Murmurs are extra or unusual sounds made by blood circulating through the heart's chambers or valves, or through blood vessels near the heart.
Heart murmurs may be heard in a normal healthy heart of a child, or they may be caused by a number of factors or diseases, including:
Defective heart valves
Holes in the walls inside the heart (atrial septal defect or ventricular septal defect)
Other structural heart defects (congenital or present at birth)
Anemia (low blood counts)
Your child's health care provider will evaluate a murmur based on several factors. Murmurs are analyzed for pitch, loudness, location, and duration. They also are graded according to their intensity (on a scale of 1 to 6, with 1 being very faint and 6 being very loud).
Types of murmurs include the following:
Systolic murmur. A heart murmur that occurs during a heart muscle contraction or when blood is pushed out to the body.
Diastolic murmur. A heart murmur that occurs during heart muscle relaxation between beats or when heart chambers are re-filling before the next contraction.
Continuous murmur. A heart murmur that occurs throughout the cardiac cycle, during contraction and relaxation
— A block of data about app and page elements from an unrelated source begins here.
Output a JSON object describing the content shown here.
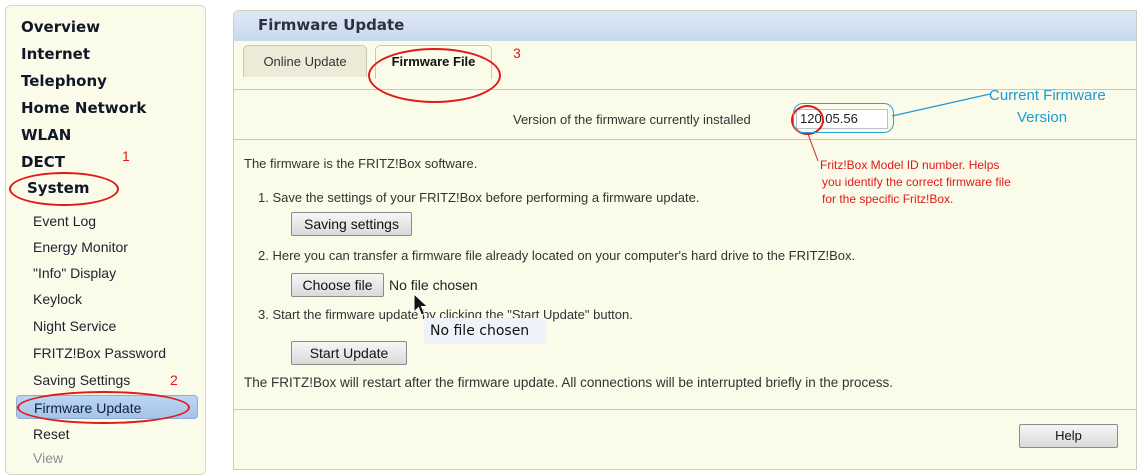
{
  "sidebar": {
    "main_items": [
      {
        "label": "Overview"
      },
      {
        "label": "Internet"
      },
      {
        "label": "Telephony"
      },
      {
        "label": "Home Network"
      },
      {
        "label": "WLAN"
      },
      {
        "label": "DECT"
      },
      {
        "label": "System"
      }
    ],
    "system_items": [
      {
        "label": "Event Log"
      },
      {
        "label": "Energy Monitor"
      },
      {
        "label": "\"Info\" Display"
      },
      {
        "label": "Keylock"
      },
      {
        "label": "Night Service"
      },
      {
        "label": "FRITZ!Box Password"
      },
      {
        "label": "Saving Settings"
      },
      {
        "label": "Firmware Update",
        "selected": true
      },
      {
        "label": "Reset"
      },
      {
        "label": "View"
      }
    ]
  },
  "main": {
    "title": "Firmware Update",
    "tabs": [
      {
        "label": "Online Update",
        "active": false
      },
      {
        "label": "Firmware File",
        "active": true
      }
    ],
    "version_label": "Version of the firmware currently installed",
    "version_value": "120.05.56",
    "intro": "The firmware is the FRITZ!Box software.",
    "step1": "1. Save the settings of your FRITZ!Box before performing a firmware update.",
    "saving_button": "Saving settings",
    "step2": "2. Here you can transfer a firmware file already located on your computer's hard drive to the FRITZ!Box.",
    "choose_file_button": "Choose file",
    "no_file_text": "No file chosen",
    "step3": "3. Start the firmware update by clicking the \"Start Update\" button.",
    "start_button": "Start Update",
    "restart_note": "The FRITZ!Box will restart after the firmware update. All connections will be interrupted briefly in the process.",
    "help_button": "Help",
    "tooltip": "No file chosen"
  },
  "annotations": {
    "num1": "1",
    "num2": "2",
    "num3": "3",
    "current_firmware_line1": "Current Firmware",
    "current_firmware_line2": "Version",
    "model_note_line1": "Fritz!Box Model ID number. Helps",
    "model_note_line2": "you identify the correct firmware file",
    "model_note_line3": "for the specific Fritz!Box.",
    "annotation_red": "#e01a1a",
    "annotation_blue": "#1e9ad8"
  }
}
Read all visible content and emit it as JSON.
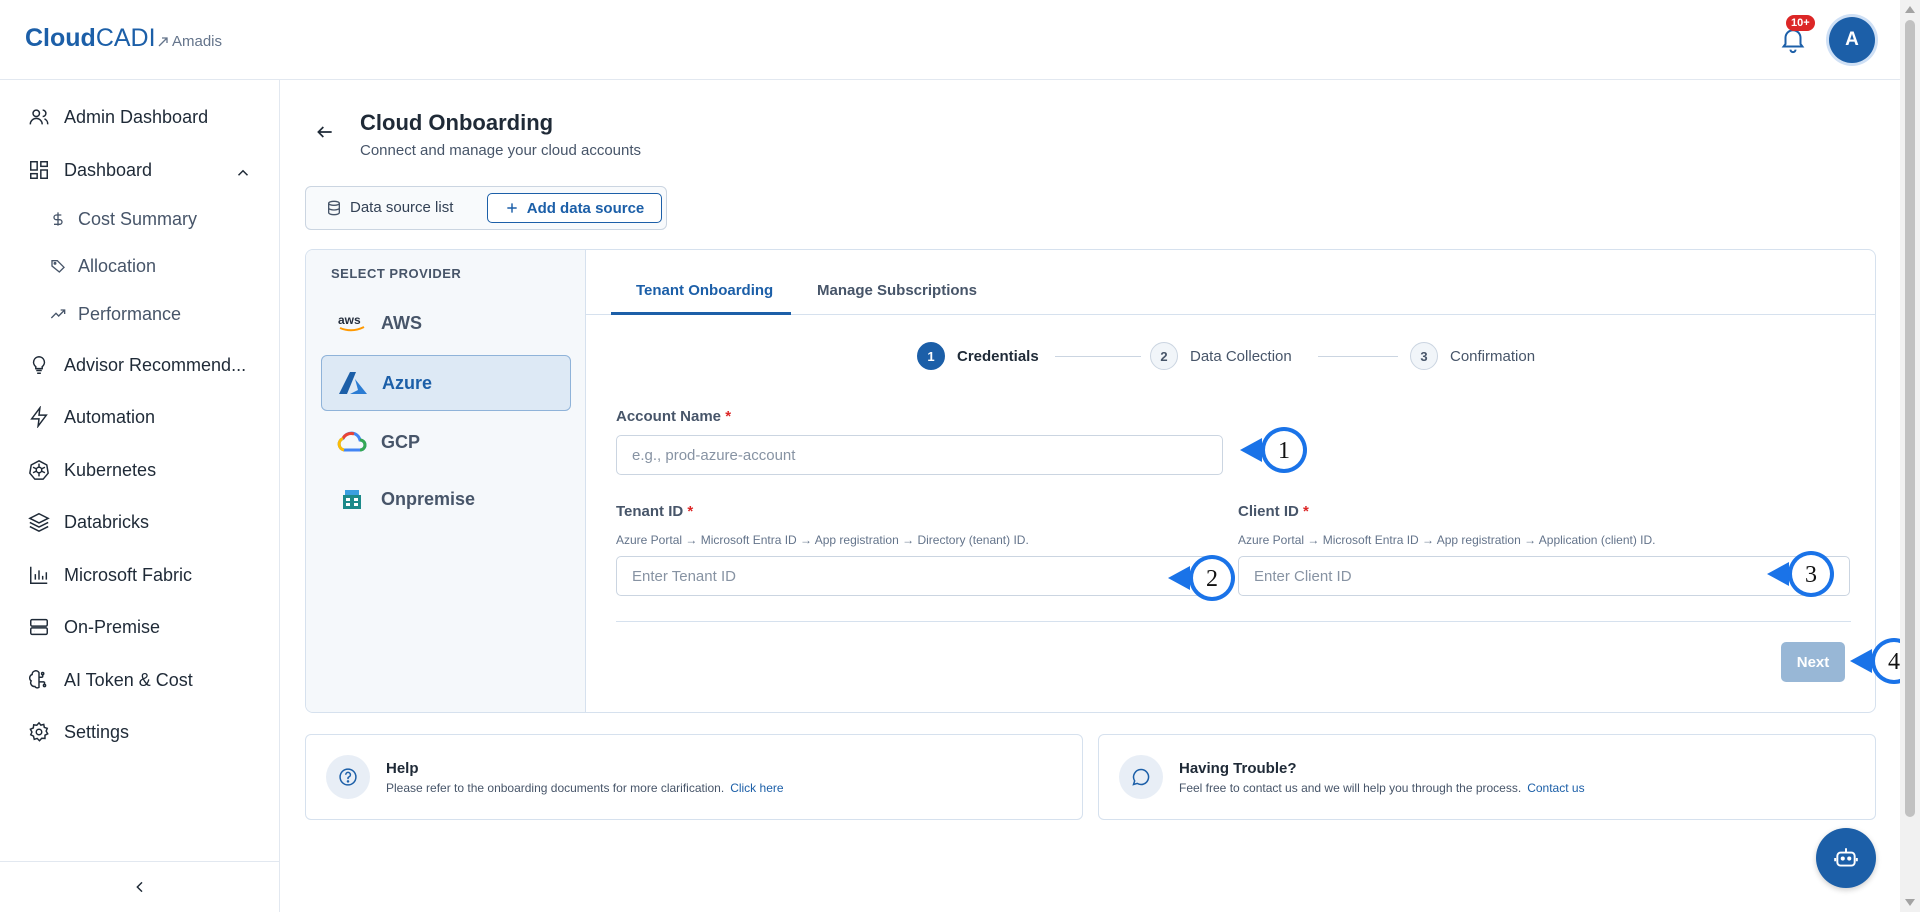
{
  "brand": {
    "part1": "Cloud",
    "part2": "CADI",
    "tenant": "Amadis"
  },
  "header": {
    "notif_badge": "10+",
    "avatar_initial": "A"
  },
  "sidebar": {
    "items": [
      {
        "label": "Admin Dashboard",
        "icon": "users-icon"
      },
      {
        "label": "Dashboard",
        "icon": "dashboard-icon"
      },
      {
        "label": "Advisor Recommend...",
        "icon": "lightbulb-icon"
      },
      {
        "label": "Automation",
        "icon": "bolt-icon"
      },
      {
        "label": "Kubernetes",
        "icon": "kubernetes-icon"
      },
      {
        "label": "Databricks",
        "icon": "layers-icon"
      },
      {
        "label": "Microsoft Fabric",
        "icon": "bar-chart-icon"
      },
      {
        "label": "On-Premise",
        "icon": "server-icon"
      },
      {
        "label": "AI Token & Cost",
        "icon": "ai-brain-icon"
      },
      {
        "label": "Settings",
        "icon": "gear-icon"
      }
    ],
    "sub_items": [
      {
        "label": "Cost Summary",
        "icon": "dollar-icon"
      },
      {
        "label": "Allocation",
        "icon": "tag-icon"
      },
      {
        "label": "Performance",
        "icon": "trend-icon"
      }
    ]
  },
  "page": {
    "title": "Cloud Onboarding",
    "subtitle": "Connect and manage your cloud accounts"
  },
  "ds_tabs": {
    "list": "Data source list",
    "add": "Add data source"
  },
  "providers": {
    "heading": "SELECT PROVIDER",
    "items": [
      "AWS",
      "Azure",
      "GCP",
      "Onpremise"
    ],
    "selected": "Azure"
  },
  "tabs": {
    "tenant": "Tenant Onboarding",
    "manage": "Manage Subscriptions"
  },
  "steps": [
    {
      "num": "1",
      "label": "Credentials"
    },
    {
      "num": "2",
      "label": "Data Collection"
    },
    {
      "num": "3",
      "label": "Confirmation"
    }
  ],
  "form": {
    "account_name": {
      "label": "Account Name",
      "placeholder": "e.g., prod-azure-account",
      "value": ""
    },
    "tenant_id": {
      "label": "Tenant ID",
      "hint": "Azure Portal → Microsoft Entra ID → App registration → Directory (tenant) ID.",
      "placeholder": "Enter Tenant ID",
      "value": ""
    },
    "client_id": {
      "label": "Client ID",
      "hint": "Azure Portal → Microsoft Entra ID → App registration → Application (client) ID.",
      "placeholder": "Enter Client ID",
      "value": ""
    },
    "required_mark": "*",
    "next": "Next"
  },
  "help": {
    "title": "Help",
    "text": "Please refer to the onboarding documents for more clarification.",
    "link": "Click here"
  },
  "trouble": {
    "title": "Having Trouble?",
    "text": "Feel free to contact us and we will help you through the process.",
    "link": "Contact us"
  },
  "callouts": [
    "1",
    "2",
    "3",
    "4"
  ],
  "colors": {
    "accent": "#1c5fa8",
    "callout": "#1a73e8",
    "danger": "#dc2626"
  }
}
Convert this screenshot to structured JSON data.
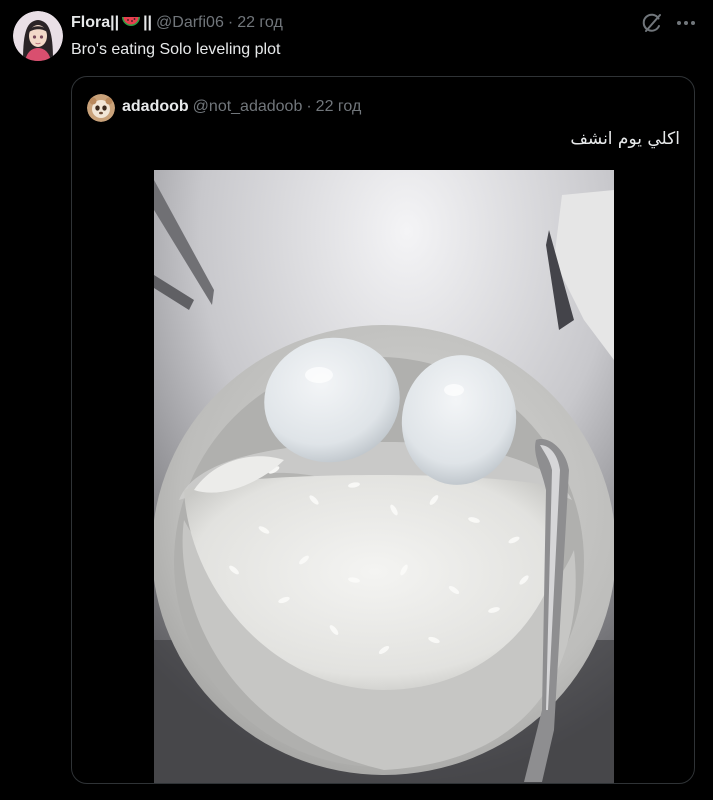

Heart murmurs can change and be heard or not heard at different times. Some large heart defects have almost no murmur in the newborn due to unequal pressures on both sides of the heart. Murmurs may be inconsistent and difficult to hear in an infant who is agitated or crying. Thus, sometimes murmurs may be missed or not detected. For these reasons, your doctor will listen and evaluate your child's heart sounds multiple times throughout your child's growth and development.
Not all heart murmurs mean heart disease. Sometimes, a murmur may be heard in a normal child as the strong, healthy heart pumps blood into the vessels. This is known as an "innocent murmur." It usually resolves as the child grows.
Murmurs can also be heard in a child with no heart disease but who has a fever or who is anemic; these murmurs often go away when the underlying problem is treated.
Chest X-ray. This helps evaluate the size of the heart.
Echocardiography (echo). An ultrasound procedure that evaluates the structure and function of the heart. An ultrasound generates pictures using sound waves.
Electrocardiogram (ECG). A simple test using stickers placed on the chest that can detect and record the electrical activity of the heart.
Many heart murmurs are normal, extra sounds in children with strong, healthy hearts. These children require no treatment. Some of these heart murmurs may resolve over time. Even if there is a hole or structural defect found in the heart, it may close as your child grows. However, some defects will require surgery to correct. Others are caused by conditions not related to the heart, such as anemia. In these cases, the heart murmur will lessen or resolve as the underlying is treated.